◆ Directions:
Go through the listing beneath this task and return every line that carries the string "pArr".

BEGIN Source data

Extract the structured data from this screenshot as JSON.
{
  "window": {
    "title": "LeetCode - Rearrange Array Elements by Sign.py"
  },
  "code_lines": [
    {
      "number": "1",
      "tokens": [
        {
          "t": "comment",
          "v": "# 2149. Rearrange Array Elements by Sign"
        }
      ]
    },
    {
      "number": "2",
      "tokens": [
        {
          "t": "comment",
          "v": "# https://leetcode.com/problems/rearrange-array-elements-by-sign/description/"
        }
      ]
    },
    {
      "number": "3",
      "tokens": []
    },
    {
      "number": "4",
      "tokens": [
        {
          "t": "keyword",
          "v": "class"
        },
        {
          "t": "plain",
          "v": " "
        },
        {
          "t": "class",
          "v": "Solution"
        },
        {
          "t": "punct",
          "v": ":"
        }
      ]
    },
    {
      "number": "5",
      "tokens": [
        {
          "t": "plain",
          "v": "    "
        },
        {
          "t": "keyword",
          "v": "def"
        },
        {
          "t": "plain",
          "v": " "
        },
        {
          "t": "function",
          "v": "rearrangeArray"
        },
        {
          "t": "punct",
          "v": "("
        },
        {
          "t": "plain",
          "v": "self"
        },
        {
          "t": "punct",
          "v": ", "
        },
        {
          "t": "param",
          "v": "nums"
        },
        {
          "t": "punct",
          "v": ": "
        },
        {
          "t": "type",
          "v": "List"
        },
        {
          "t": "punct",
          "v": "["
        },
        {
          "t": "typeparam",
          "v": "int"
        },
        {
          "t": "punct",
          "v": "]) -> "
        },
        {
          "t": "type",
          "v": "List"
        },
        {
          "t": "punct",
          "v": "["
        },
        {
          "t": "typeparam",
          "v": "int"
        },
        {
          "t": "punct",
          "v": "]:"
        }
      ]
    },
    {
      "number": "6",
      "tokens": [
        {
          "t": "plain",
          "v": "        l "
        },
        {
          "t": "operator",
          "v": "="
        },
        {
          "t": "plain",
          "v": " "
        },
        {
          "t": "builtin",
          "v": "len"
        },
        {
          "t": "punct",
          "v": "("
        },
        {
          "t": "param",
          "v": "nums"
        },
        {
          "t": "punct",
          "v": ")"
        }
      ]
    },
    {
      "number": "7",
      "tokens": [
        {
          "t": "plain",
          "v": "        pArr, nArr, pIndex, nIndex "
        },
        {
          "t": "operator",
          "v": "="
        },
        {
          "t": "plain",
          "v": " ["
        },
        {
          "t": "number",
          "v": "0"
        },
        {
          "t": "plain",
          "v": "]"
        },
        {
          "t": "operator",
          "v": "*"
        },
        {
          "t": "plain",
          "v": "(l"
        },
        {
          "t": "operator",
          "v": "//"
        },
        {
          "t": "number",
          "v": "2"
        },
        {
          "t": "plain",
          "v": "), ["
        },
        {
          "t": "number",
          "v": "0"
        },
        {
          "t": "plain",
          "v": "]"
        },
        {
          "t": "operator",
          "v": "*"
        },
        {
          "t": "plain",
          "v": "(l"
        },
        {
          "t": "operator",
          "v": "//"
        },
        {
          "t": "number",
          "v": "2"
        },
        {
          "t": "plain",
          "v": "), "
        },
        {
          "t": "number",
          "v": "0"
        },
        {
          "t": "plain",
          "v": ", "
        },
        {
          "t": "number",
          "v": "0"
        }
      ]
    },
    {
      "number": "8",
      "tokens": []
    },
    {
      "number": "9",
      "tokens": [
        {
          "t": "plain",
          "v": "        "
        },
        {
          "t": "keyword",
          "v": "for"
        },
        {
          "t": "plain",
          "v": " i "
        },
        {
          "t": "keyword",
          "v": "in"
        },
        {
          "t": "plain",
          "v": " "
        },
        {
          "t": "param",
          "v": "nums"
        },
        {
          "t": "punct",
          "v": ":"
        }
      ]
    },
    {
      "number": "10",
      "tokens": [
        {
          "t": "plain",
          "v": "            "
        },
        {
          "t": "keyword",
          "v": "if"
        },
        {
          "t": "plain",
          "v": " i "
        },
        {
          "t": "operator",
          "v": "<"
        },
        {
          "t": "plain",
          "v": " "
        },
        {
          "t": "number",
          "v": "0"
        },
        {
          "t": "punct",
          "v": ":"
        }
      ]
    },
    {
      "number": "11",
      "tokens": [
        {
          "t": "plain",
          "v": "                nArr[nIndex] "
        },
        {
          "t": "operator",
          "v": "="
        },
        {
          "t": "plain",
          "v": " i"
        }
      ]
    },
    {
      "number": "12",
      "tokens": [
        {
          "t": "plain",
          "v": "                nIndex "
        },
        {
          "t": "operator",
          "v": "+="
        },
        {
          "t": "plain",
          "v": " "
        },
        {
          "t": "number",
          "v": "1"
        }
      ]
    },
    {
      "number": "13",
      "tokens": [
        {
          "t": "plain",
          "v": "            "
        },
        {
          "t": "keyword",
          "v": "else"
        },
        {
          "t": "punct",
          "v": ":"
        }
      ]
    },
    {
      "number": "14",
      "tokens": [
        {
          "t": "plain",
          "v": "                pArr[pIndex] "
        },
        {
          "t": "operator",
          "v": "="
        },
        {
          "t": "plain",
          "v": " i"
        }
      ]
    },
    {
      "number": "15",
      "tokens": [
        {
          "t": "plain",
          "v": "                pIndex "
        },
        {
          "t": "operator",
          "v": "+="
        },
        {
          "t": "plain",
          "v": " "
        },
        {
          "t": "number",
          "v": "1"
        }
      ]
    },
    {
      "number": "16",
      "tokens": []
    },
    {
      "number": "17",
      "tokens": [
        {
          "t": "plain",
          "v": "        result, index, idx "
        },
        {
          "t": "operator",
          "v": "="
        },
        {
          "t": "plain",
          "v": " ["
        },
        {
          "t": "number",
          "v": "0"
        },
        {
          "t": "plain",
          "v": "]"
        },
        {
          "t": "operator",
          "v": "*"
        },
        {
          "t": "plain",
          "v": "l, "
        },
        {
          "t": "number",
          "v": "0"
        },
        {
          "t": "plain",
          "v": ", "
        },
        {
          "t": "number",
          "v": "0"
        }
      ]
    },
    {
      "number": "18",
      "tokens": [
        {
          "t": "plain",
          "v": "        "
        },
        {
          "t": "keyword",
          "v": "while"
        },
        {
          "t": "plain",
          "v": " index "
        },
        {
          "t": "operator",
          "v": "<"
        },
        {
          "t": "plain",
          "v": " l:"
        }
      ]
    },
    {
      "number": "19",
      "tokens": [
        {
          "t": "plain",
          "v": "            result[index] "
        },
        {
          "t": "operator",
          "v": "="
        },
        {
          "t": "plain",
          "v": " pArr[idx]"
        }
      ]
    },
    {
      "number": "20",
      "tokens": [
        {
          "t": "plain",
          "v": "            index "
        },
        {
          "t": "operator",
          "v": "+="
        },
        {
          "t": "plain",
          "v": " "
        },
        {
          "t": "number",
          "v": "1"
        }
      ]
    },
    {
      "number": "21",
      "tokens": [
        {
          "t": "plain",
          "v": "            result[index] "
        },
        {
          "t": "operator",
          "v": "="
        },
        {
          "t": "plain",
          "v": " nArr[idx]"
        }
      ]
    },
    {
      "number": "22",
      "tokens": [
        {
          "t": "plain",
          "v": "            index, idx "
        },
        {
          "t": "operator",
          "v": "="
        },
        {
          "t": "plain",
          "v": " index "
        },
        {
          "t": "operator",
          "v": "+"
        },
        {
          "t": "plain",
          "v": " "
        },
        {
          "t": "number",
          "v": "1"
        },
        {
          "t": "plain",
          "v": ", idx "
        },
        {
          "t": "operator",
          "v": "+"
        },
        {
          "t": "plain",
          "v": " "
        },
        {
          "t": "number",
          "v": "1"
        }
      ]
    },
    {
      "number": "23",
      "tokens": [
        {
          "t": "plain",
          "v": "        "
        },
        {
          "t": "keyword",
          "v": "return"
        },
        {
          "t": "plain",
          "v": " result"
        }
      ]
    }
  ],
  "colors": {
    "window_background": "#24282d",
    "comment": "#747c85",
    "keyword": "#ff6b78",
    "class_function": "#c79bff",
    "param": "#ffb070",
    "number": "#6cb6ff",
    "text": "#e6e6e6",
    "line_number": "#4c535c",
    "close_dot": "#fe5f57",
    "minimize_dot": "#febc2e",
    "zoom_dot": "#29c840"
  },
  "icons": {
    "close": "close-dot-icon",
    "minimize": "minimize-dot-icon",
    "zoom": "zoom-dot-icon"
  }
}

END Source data

◆ Exercise response:
          "v": "        pArr, nArr, pIndex, nIndex "
          "v": "                pArr[pIndex] "
          "v": " pArr[idx]"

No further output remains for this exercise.